TASK TO COMPLETE:
Would you repeat every line of the data exactly?

Stored entries:
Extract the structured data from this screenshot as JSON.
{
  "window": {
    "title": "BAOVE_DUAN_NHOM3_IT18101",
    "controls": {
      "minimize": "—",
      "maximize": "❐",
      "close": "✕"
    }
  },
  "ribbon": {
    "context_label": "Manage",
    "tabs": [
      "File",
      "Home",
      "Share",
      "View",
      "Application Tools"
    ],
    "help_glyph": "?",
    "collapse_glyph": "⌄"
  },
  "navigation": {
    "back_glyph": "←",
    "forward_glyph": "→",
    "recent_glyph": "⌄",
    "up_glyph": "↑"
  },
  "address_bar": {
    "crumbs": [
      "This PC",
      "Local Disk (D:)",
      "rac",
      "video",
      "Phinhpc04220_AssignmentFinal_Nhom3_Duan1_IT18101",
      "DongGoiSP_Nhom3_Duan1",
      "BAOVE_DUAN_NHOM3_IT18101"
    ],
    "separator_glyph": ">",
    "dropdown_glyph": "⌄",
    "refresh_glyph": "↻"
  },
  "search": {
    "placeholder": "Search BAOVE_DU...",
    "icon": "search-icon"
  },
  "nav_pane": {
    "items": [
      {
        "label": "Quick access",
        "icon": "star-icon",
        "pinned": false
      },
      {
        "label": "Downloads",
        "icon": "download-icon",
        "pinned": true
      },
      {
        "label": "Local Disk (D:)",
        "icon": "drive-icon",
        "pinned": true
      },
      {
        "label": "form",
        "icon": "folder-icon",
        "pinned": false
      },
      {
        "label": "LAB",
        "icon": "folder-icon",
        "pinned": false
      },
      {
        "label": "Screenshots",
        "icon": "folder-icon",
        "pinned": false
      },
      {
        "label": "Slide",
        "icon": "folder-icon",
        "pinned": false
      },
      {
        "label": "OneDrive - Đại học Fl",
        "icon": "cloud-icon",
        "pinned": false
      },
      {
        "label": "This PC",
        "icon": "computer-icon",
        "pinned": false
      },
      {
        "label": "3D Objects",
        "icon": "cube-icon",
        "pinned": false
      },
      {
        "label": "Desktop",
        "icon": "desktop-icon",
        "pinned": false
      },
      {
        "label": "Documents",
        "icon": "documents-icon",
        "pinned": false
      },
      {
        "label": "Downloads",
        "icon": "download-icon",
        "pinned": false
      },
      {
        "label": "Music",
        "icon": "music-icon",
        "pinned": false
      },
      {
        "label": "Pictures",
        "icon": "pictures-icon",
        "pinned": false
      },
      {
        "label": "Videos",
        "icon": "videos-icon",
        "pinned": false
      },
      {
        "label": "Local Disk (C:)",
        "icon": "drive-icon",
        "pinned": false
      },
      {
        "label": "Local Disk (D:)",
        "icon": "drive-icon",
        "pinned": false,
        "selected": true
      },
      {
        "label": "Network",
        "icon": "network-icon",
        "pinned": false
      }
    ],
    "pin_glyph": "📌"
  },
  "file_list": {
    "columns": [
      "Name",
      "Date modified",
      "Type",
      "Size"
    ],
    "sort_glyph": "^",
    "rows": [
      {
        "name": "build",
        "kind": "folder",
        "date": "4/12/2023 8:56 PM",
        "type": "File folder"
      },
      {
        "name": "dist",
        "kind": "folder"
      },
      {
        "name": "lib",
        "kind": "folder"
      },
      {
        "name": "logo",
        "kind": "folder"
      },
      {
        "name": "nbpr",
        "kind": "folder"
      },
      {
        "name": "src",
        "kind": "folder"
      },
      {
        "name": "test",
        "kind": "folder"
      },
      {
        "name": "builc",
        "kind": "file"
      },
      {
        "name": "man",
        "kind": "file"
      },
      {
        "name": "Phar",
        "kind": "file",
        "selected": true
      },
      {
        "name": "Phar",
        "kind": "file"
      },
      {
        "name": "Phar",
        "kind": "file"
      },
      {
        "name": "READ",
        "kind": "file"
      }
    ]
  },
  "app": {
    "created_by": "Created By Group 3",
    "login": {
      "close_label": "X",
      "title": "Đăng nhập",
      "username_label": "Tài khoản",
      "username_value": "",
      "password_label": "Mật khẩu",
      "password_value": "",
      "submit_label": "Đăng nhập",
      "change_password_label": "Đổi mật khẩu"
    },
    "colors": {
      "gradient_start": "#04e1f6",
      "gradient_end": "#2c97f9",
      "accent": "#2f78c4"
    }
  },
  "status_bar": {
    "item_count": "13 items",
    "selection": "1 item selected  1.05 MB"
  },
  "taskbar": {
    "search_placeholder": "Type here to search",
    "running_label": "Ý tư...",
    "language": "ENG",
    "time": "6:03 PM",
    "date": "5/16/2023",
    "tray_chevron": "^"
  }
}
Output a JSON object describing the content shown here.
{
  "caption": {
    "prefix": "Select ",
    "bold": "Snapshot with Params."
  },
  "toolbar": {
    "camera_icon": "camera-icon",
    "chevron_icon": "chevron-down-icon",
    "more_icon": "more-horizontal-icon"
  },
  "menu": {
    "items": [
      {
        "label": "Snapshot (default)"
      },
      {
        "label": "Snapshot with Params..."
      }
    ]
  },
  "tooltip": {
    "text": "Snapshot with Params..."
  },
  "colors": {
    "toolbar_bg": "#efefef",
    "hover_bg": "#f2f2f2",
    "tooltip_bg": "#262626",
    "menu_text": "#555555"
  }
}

TASK RESPONSE:
Extract the structured data from this screenshot as JSON.
{
  "window": {
    "title": "BAOVE_DUAN_NHOM3_IT18101",
    "controls": {
      "minimize": "—",
      "maximize": "❐",
      "close": "✕"
    }
  },
  "ribbon": {
    "context_label": "Manage",
    "tabs": [
      "File",
      "Home",
      "Share",
      "View",
      "Application Tools"
    ],
    "help_glyph": "?",
    "collapse_glyph": "⌄"
  },
  "navigation": {
    "back_glyph": "←",
    "forward_glyph": "→",
    "recent_glyph": "⌄",
    "up_glyph": "↑"
  },
  "address_bar": {
    "crumbs": [
      "This PC",
      "Local Disk (D:)",
      "rac",
      "video",
      "Phinhpc04220_AssignmentFinal_Nhom3_Duan1_IT18101",
      "DongGoiSP_Nhom3_Duan1",
      "BAOVE_DUAN_NHOM3_IT18101"
    ],
    "separator_glyph": ">",
    "dropdown_glyph": "⌄",
    "refresh_glyph": "↻"
  },
  "search": {
    "placeholder": "Search BAOVE_DU...",
    "icon": "search-icon"
  },
  "nav_pane": {
    "items": [
      {
        "label": "Quick access",
        "icon": "star-icon",
        "pinned": false
      },
      {
        "label": "Downloads",
        "icon": "download-icon",
        "pinned": true
      },
      {
        "label": "Local Disk (D:)",
        "icon": "drive-icon",
        "pinned": true
      },
      {
        "label": "form",
        "icon": "folder-icon",
        "pinned": false
      },
      {
        "label": "LAB",
        "icon": "folder-icon",
        "pinned": false
      },
      {
        "label": "Screenshots",
        "icon": "folder-icon",
        "pinned": false
      },
      {
        "label": "Slide",
        "icon": "folder-icon",
        "pinned": false
      },
      {
        "label": "OneDrive - Đại học Fl",
        "icon": "cloud-icon",
        "pinned": false
      },
      {
        "label": "This PC",
        "icon": "computer-icon",
        "pinned": false
      },
      {
        "label": "3D Objects",
        "icon": "cube-icon",
        "pinned": false
      },
      {
        "label": "Desktop",
        "icon": "desktop-icon",
        "pinned": false
      },
      {
        "label": "Documents",
        "icon": "documents-icon",
        "pinned": false
      },
      {
        "label": "Downloads",
        "icon": "download-icon",
        "pinned": false
      },
      {
        "label": "Music",
        "icon": "music-icon",
        "pinned": false
      },
      {
        "label": "Pictures",
        "icon": "pictures-icon",
        "pinned": false
      },
      {
        "label": "Videos",
        "icon": "videos-icon",
        "pinned": false
      },
      {
        "label": "Local Disk (C:)",
        "icon": "drive-icon",
        "pinned": false
      },
      {
        "label": "Local Disk (D:)",
        "icon": "drive-icon",
        "pinned": false,
        "selected": true
      },
      {
        "label": "Network",
        "icon": "network-icon",
        "pinned": false
      }
    ],
    "pin_glyph": "📌"
  },
  "file_list": {
    "columns": [
      "Name",
      "Date modified",
      "Type",
      "Size"
    ],
    "sort_glyph": "^",
    "rows": [
      {
        "name": "build",
        "kind": "folder",
        "date": "4/12/2023 8:56 PM",
        "type": "File folder"
      },
      {
        "name": "dist",
        "kind": "folder"
      },
      {
        "name": "lib",
        "kind": "folder"
      },
      {
        "name": "logo",
        "kind": "folder"
      },
      {
        "name": "nbpr",
        "kind": "folder"
      },
      {
        "name": "src",
        "kind": "folder"
      },
      {
        "name": "test",
        "kind": "folder"
      },
      {
        "name": "builc",
        "kind": "file"
      },
      {
        "name": "man",
        "kind": "file"
      },
      {
        "name": "Phar",
        "kind": "file",
        "selected": true
      },
      {
        "name": "Phar",
        "kind": "file"
      },
      {
        "name": "Phar",
        "kind": "file"
      },
      {
        "name": "READ",
        "kind": "file"
      }
    ]
  },
  "app": {
    "created_by": "Created By Group 3",
    "login": {
      "close_label": "X",
      "title": "Đăng nhập",
      "username_label": "Tài khoản",
      "username_value": "",
      "password_label": "Mật khẩu",
      "password_value": "",
      "submit_label": "Đăng nhập",
      "change_password_label": "Đổi mật khẩu"
    },
    "colors": {
      "gradient_start": "#04e1f6",
      "gradient_end": "#2c97f9",
      "accent": "#2f78c4"
    }
  },
  "status_bar": {
    "item_count": "13 items",
    "selection": "1 item selected  1.05 MB"
  },
  "taskbar": {
    "search_placeholder": "Type here to search",
    "running_label": "Ý tư...",
    "language": "ENG",
    "time": "6:03 PM",
    "date": "5/16/2023",
    "tray_chevron": "^"
  }
}
Output a JSON object describing the content shown here.
{
  "caption": {
    "prefix": "Select ",
    "bold": "Snapshot with Params."
  },
  "toolbar": {
    "camera_icon": "camera-icon",
    "chevron_icon": "chevron-down-icon",
    "more_icon": "more-horizontal-icon"
  },
  "menu": {
    "items": [
      {
        "label": "Snapshot (default)"
      },
      {
        "label": "Snapshot with Params..."
      }
    ]
  },
  "tooltip": {
    "text": "Snapshot with Params..."
  },
  "colors": {
    "toolbar_bg": "#efefef",
    "hover_bg": "#f2f2f2",
    "tooltip_bg": "#262626",
    "menu_text": "#555555"
  }
}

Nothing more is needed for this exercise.